**EXERCISE:** Scan the entries below. List each line with "into".

**EXTRACTED RECORDS:**
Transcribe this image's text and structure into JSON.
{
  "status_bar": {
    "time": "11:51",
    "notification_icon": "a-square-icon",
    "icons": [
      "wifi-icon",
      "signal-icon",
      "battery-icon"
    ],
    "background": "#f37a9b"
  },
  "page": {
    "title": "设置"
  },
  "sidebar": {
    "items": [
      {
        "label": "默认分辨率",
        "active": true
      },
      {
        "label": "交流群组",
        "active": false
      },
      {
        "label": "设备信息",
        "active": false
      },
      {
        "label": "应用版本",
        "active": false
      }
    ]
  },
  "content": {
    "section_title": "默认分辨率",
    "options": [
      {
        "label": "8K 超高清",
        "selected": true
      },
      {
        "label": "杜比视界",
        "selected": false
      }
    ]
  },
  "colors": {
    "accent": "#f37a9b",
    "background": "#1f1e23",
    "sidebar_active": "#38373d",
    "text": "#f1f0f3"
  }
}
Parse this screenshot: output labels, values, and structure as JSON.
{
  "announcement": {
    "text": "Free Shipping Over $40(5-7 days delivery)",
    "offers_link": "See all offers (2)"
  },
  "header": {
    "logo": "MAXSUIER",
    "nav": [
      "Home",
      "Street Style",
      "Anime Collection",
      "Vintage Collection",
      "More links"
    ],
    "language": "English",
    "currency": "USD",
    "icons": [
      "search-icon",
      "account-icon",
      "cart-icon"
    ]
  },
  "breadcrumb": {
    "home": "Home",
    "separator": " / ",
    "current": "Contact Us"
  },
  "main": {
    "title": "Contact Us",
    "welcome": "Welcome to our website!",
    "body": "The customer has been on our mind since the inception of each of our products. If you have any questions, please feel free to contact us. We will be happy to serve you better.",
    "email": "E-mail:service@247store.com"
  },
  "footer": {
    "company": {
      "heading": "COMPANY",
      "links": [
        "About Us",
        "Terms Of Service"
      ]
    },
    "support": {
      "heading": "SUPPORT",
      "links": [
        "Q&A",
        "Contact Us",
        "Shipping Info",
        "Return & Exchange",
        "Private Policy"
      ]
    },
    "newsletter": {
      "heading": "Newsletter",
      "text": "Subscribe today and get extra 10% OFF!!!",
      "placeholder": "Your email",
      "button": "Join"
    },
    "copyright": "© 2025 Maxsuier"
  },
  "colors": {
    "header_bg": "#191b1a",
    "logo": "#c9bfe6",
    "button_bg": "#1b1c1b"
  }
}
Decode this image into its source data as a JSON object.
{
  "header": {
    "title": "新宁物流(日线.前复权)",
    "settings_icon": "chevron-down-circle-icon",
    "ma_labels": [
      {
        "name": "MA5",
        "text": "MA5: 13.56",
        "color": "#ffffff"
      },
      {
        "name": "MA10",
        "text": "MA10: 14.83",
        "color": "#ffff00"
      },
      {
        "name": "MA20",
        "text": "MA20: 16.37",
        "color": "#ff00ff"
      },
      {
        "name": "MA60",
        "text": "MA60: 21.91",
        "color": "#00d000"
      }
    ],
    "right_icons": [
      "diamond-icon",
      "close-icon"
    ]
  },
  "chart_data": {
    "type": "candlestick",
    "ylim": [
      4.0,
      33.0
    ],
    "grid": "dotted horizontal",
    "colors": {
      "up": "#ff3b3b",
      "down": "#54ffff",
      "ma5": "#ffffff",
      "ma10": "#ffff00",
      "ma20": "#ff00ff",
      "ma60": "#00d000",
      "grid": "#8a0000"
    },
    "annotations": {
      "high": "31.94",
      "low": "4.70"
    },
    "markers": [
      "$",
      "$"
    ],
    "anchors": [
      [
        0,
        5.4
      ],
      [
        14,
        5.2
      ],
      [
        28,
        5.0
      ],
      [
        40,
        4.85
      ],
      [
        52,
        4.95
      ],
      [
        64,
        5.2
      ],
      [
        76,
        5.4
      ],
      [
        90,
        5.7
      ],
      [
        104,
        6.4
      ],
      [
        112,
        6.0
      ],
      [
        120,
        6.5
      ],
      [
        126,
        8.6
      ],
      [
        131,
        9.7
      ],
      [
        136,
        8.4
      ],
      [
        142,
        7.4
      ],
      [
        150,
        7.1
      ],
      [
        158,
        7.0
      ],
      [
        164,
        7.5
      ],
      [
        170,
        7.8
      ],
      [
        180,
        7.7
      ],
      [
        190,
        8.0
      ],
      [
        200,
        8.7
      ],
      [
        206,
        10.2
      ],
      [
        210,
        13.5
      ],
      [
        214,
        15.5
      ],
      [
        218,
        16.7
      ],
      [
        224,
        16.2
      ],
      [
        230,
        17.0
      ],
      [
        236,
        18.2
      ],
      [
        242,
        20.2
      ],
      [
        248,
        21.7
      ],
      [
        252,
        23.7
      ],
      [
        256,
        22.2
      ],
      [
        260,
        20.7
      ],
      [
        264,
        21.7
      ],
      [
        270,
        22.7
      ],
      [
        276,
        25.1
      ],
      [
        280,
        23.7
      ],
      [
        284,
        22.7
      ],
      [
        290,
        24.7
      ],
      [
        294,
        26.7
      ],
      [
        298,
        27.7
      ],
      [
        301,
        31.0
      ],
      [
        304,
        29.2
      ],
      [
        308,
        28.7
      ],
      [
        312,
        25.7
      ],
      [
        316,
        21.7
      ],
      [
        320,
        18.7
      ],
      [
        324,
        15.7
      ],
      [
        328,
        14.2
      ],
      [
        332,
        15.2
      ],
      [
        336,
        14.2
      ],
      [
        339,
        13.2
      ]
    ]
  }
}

**OUTPUT:**
Transcribe this image's text and structure into JSON.
Decode this image into its source data as a JSON object.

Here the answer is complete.